Data records for software interfaces
_ _ _ _ _ _ _
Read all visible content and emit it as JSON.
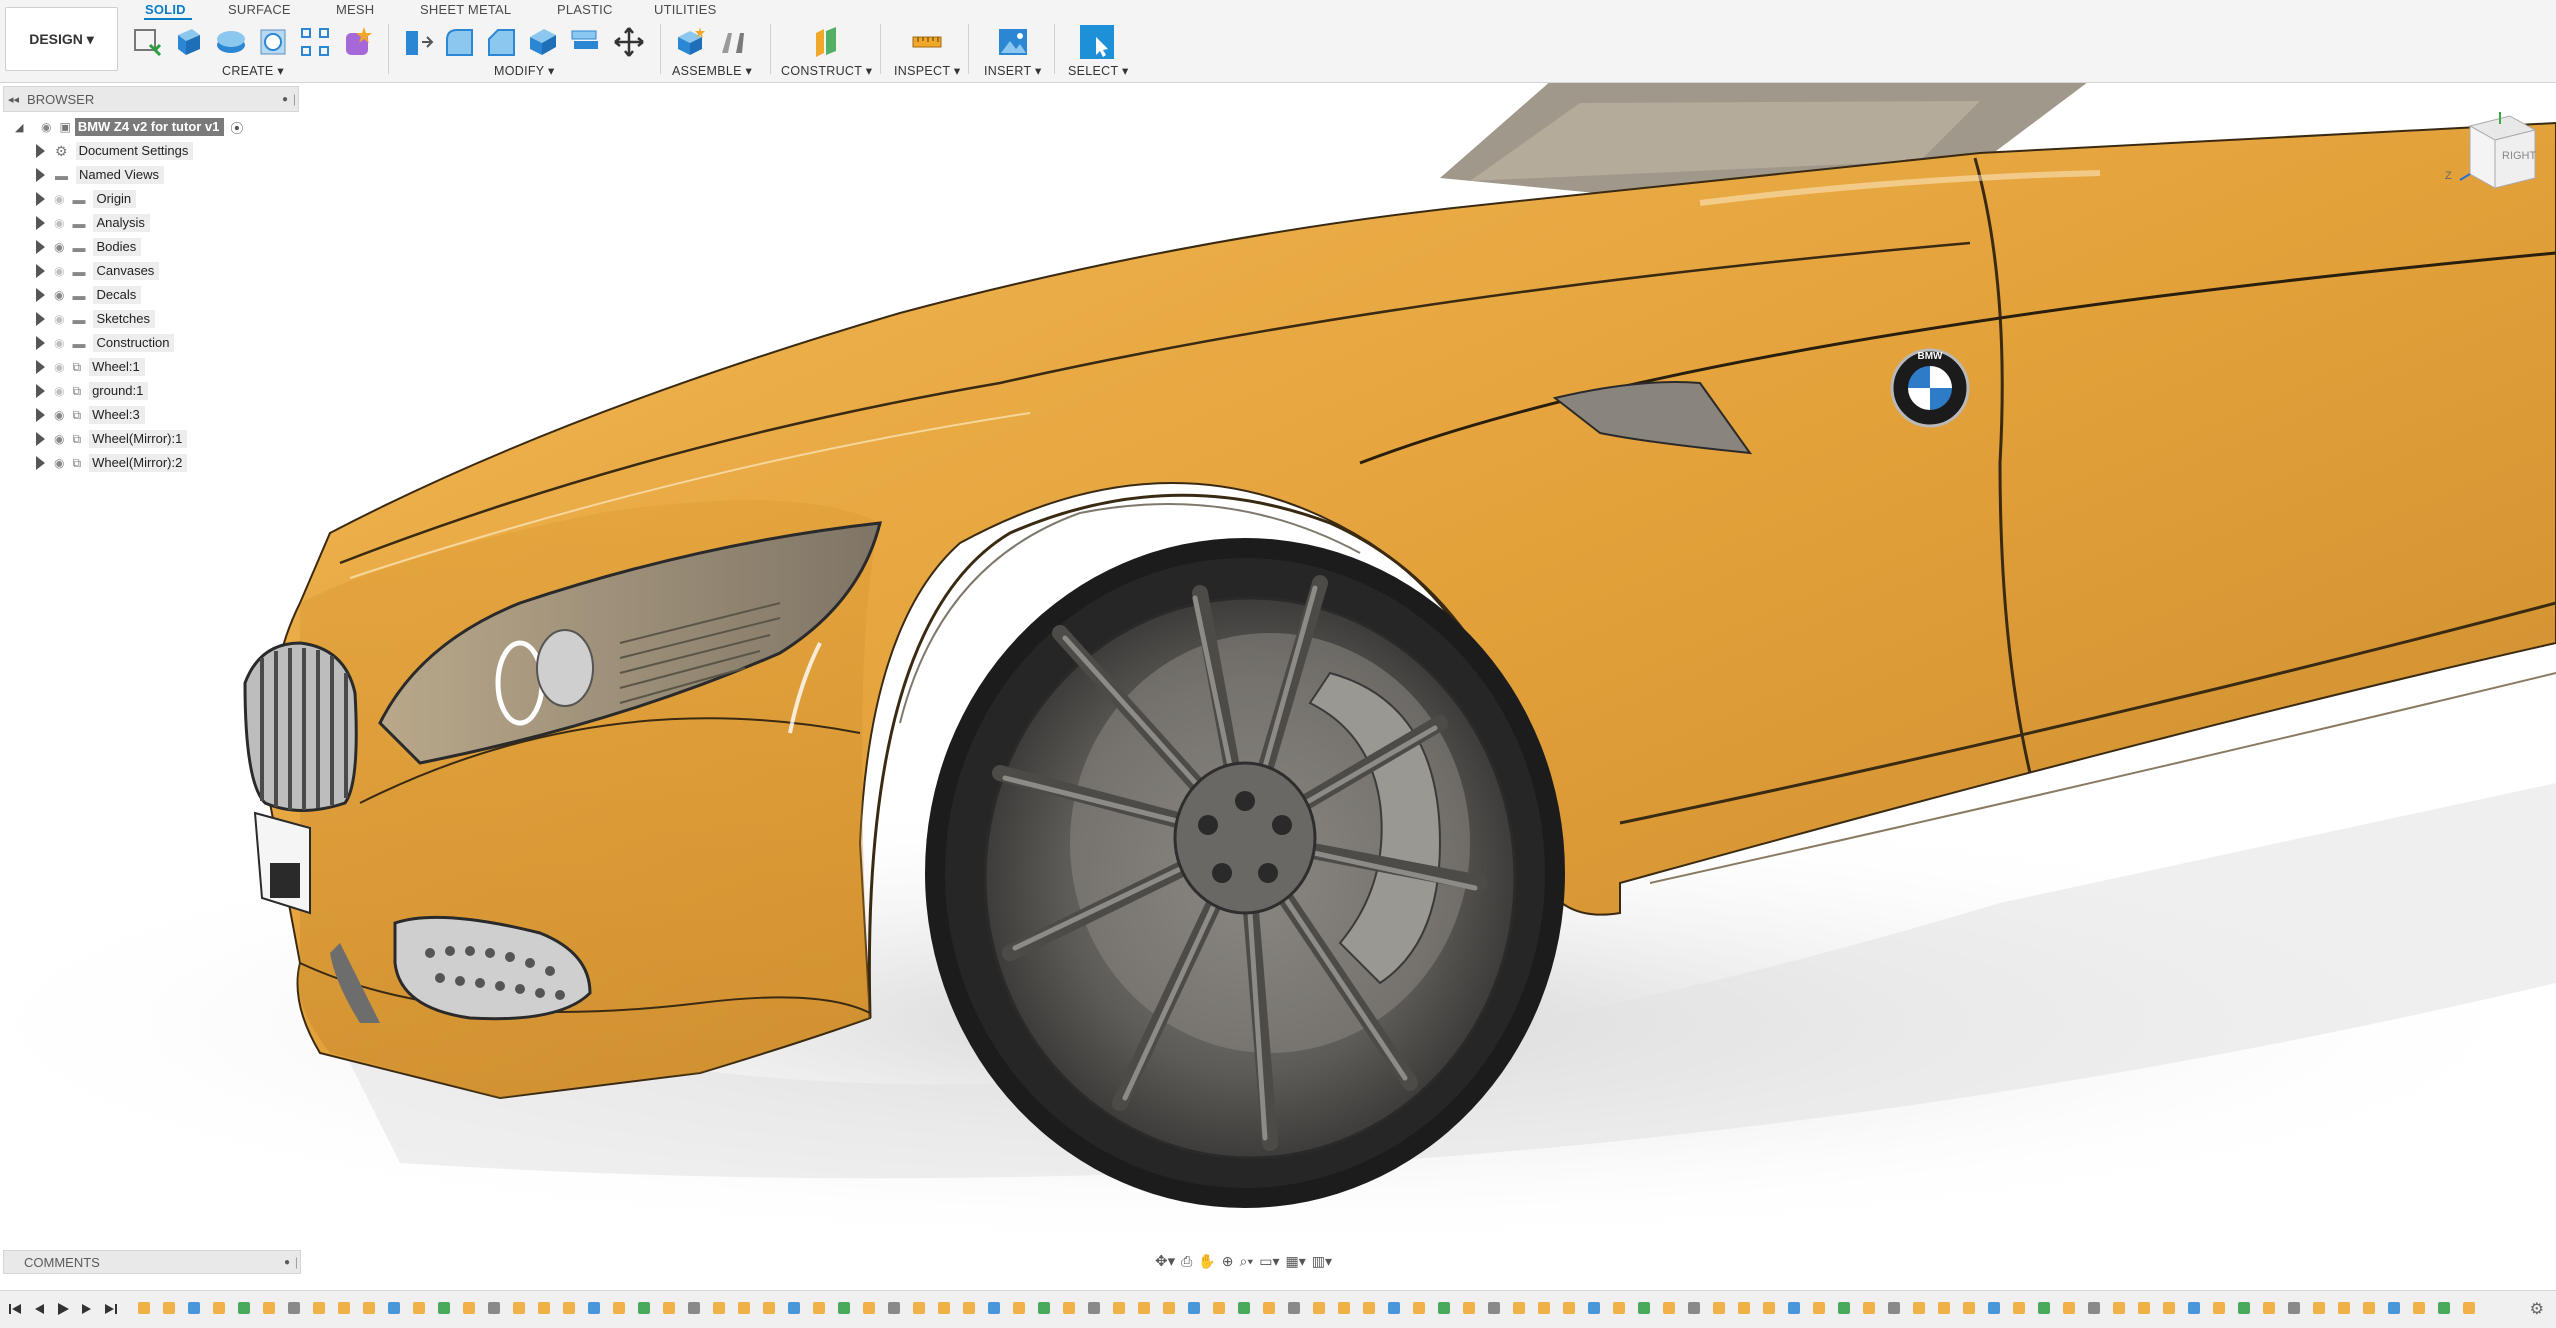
{
  "toolbar": {
    "workspace": "DESIGN ▾",
    "tabs": [
      {
        "label": "SOLID",
        "active": true
      },
      {
        "label": "SURFACE",
        "active": false
      },
      {
        "label": "MESH",
        "active": false
      },
      {
        "label": "SHEET METAL",
        "active": false
      },
      {
        "label": "PLASTIC",
        "active": false
      },
      {
        "label": "UTILITIES",
        "active": false
      }
    ],
    "groups": [
      {
        "label": "CREATE ▾"
      },
      {
        "label": "MODIFY ▾"
      },
      {
        "label": "ASSEMBLE ▾"
      },
      {
        "label": "CONSTRUCT ▾"
      },
      {
        "label": "INSPECT ▾"
      },
      {
        "label": "INSERT ▾"
      },
      {
        "label": "SELECT ▾"
      }
    ]
  },
  "browser": {
    "title": "BROWSER",
    "root": "BMW Z4 v2 for tutor v1",
    "items": [
      {
        "label": "Document Settings",
        "icon": "gear-icon"
      },
      {
        "label": "Named Views",
        "icon": "folder-icon"
      },
      {
        "label": "Origin",
        "icon": "folder-icon"
      },
      {
        "label": "Analysis",
        "icon": "folder-icon"
      },
      {
        "label": "Bodies",
        "icon": "folder-icon"
      },
      {
        "label": "Canvases",
        "icon": "folder-icon"
      },
      {
        "label": "Decals",
        "icon": "folder-icon"
      },
      {
        "label": "Sketches",
        "icon": "folder-icon"
      },
      {
        "label": "Construction",
        "icon": "folder-icon"
      },
      {
        "label": "Wheel:1",
        "icon": "component-icon"
      },
      {
        "label": "ground:1",
        "icon": "component-icon"
      },
      {
        "label": "Wheel:3",
        "icon": "component-icon"
      },
      {
        "label": "Wheel(Mirror):1",
        "icon": "component-icon"
      },
      {
        "label": "Wheel(Mirror):2",
        "icon": "component-icon"
      }
    ]
  },
  "viewcube": {
    "face": "RIGHT",
    "axis": "Z"
  },
  "viewport": {
    "badge_text": "BMW"
  },
  "comments": {
    "title": "COMMENTS"
  },
  "colors": {
    "accent": "#0a7dc7",
    "car_paint": "#e9a53a",
    "tire": "#1c1c1c",
    "rim": "#6c6a66"
  }
}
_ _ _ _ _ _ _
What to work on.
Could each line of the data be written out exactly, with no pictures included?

Answer for this exercise.
Read all visible content and emit it as JSON.
{
  "toolbar": {
    "workspace": "DESIGN ▾",
    "tabs": [
      {
        "label": "SOLID",
        "active": true
      },
      {
        "label": "SURFACE",
        "active": false
      },
      {
        "label": "MESH",
        "active": false
      },
      {
        "label": "SHEET METAL",
        "active": false
      },
      {
        "label": "PLASTIC",
        "active": false
      },
      {
        "label": "UTILITIES",
        "active": false
      }
    ],
    "groups": [
      {
        "label": "CREATE ▾"
      },
      {
        "label": "MODIFY ▾"
      },
      {
        "label": "ASSEMBLE ▾"
      },
      {
        "label": "CONSTRUCT ▾"
      },
      {
        "label": "INSPECT ▾"
      },
      {
        "label": "INSERT ▾"
      },
      {
        "label": "SELECT ▾"
      }
    ]
  },
  "browser": {
    "title": "BROWSER",
    "root": "BMW Z4 v2 for tutor v1",
    "items": [
      {
        "label": "Document Settings",
        "icon": "gear-icon"
      },
      {
        "label": "Named Views",
        "icon": "folder-icon"
      },
      {
        "label": "Origin",
        "icon": "folder-icon"
      },
      {
        "label": "Analysis",
        "icon": "folder-icon"
      },
      {
        "label": "Bodies",
        "icon": "folder-icon"
      },
      {
        "label": "Canvases",
        "icon": "folder-icon"
      },
      {
        "label": "Decals",
        "icon": "folder-icon"
      },
      {
        "label": "Sketches",
        "icon": "folder-icon"
      },
      {
        "label": "Construction",
        "icon": "folder-icon"
      },
      {
        "label": "Wheel:1",
        "icon": "component-icon"
      },
      {
        "label": "ground:1",
        "icon": "component-icon"
      },
      {
        "label": "Wheel:3",
        "icon": "component-icon"
      },
      {
        "label": "Wheel(Mirror):1",
        "icon": "component-icon"
      },
      {
        "label": "Wheel(Mirror):2",
        "icon": "component-icon"
      }
    ]
  },
  "viewcube": {
    "face": "RIGHT",
    "axis": "Z"
  },
  "viewport": {
    "badge_text": "BMW"
  },
  "comments": {
    "title": "COMMENTS"
  },
  "colors": {
    "accent": "#0a7dc7",
    "car_paint": "#e9a53a",
    "tire": "#1c1c1c",
    "rim": "#6c6a66"
  }
}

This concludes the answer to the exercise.